  10. Steel

    NASA SLS/Orion/Payloads

    Well no, they'll just need to validate the heatshield again. I would imagine that the reentry data they collected on that flight will also have helped them make this change. This is a late program change no doubt, but ETF-1 will still have produced a wealth of data on all other aspects of the spaecraft
  11. I don't know if anyone has mentioned this yet, but I think everyone should read the excellent waitbutwhy article on AI from a couple of years back. It's a 2-parter and quite lengthy, but more than worth the time to read. Really thought provoking, certainly gave me (an AI advocate) reason to pause and think about some of the implications and dangers that many people seem to dismiss quite quickly.
  12. Steel

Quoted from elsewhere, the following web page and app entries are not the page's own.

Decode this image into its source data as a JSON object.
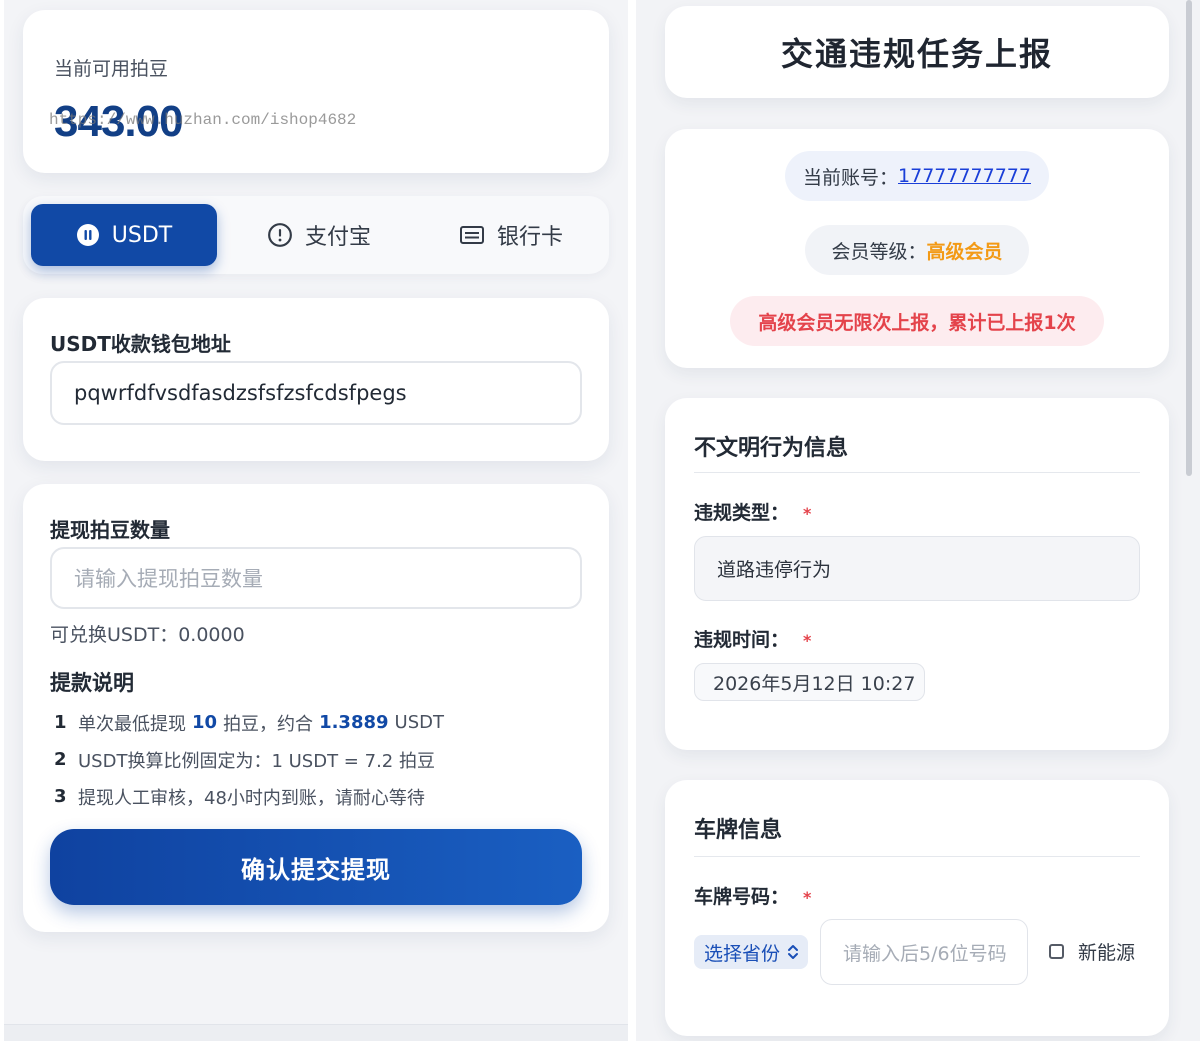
{
  "watermark": "https://www.huzhan.com/ishop4682",
  "withdraw": {
    "balance_label": "当前可用拍豆",
    "balance_value": "343.00",
    "tabs": [
      {
        "label": "USDT",
        "icon": "pause-circle-icon",
        "active": true
      },
      {
        "label": "支付宝",
        "icon": "alert-circle-icon",
        "active": false
      },
      {
        "label": "银行卡",
        "icon": "card-icon",
        "active": false
      }
    ],
    "wallet_label": "USDT收款钱包地址",
    "wallet_value": "pqwrfdfvsdfasdzsfsfzsfcdsfpegs",
    "amount_label": "提现拍豆数量",
    "amount_placeholder": "请输入提现拍豆数量",
    "exchange_text": "可兑换USDT：0.0000",
    "notes_title": "提款说明",
    "notes": [
      {
        "num": "1",
        "pre": "单次最低提现",
        "min": "10",
        "mid": "拍豆，约合",
        "usdt": "1.3889",
        "post": "USDT"
      },
      {
        "num": "2",
        "text": "USDT换算比例固定为：1 USDT = 7.2 拍豆"
      },
      {
        "num": "3",
        "text": "提现人工审核，48小时内到账，请耐心等待"
      }
    ],
    "submit_label": "确认提交提现"
  },
  "report": {
    "title": "交通违规任务上报",
    "account_label": "当前账号：",
    "account_value": "17777777777",
    "level_label": "会员等级：",
    "level_value": "高级会员",
    "notice": "高级会员无限次上报，累计已上报1次",
    "behavior_title": "不文明行为信息",
    "type_label": "违规类型：",
    "type_value": "道路违停行为",
    "time_label": "违规时间：",
    "time_value": "2026年5月12日 10:27",
    "required_mark": "*",
    "plate_title": "车牌信息",
    "plate_label": "车牌号码：",
    "province_value": "选择省份",
    "plate_placeholder": "请输入后5/6位号码",
    "ev_label": "新能源"
  },
  "colors": {
    "primary": "#1149a6",
    "link": "#1a3fd8",
    "level": "#f39a16",
    "danger": "#e4434b"
  }
}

    Elon Musk and the NTSB

    Yes, but these improve survivability of a crash, they have absolutely no effect on how likely a crash is to happen to the vehicle That (I think) is the distinction @YNM was trying to draw. Manufacturers focus of safety features because that sell cars and improve drivability, however the chance that an accident happens to any given car is much more dependent on external factors. Therefore, it's a little silly to say that Teslas are safe based on their crashes per millions km, because that's mainly due to factors other than the car.
  13. You're quite right... Clearly my particle physics is a little rusty
  14. We actually understand the properties of antimatter quite well - it's surprisingly easy to find, it just doesn't stick around very long, but if you know where to look you can study it's properties. It obeys the laws of gravity the same as regular matter
  15. To quote Wikipedia (don't worry, I did check its source on this) "Antimatter may exist in relatively large amounts in far-away galaxies due to cosmic inflation in the primordial time of the universe. Antimatter galaxies, if they exist, are expected to have the same chemistry and absorption and emission spectra as normal-matter galaxies, and their astronomical objectswould be observationally identical, making them difficult to distinguish" This result just seems to add strength to that line of reasoning.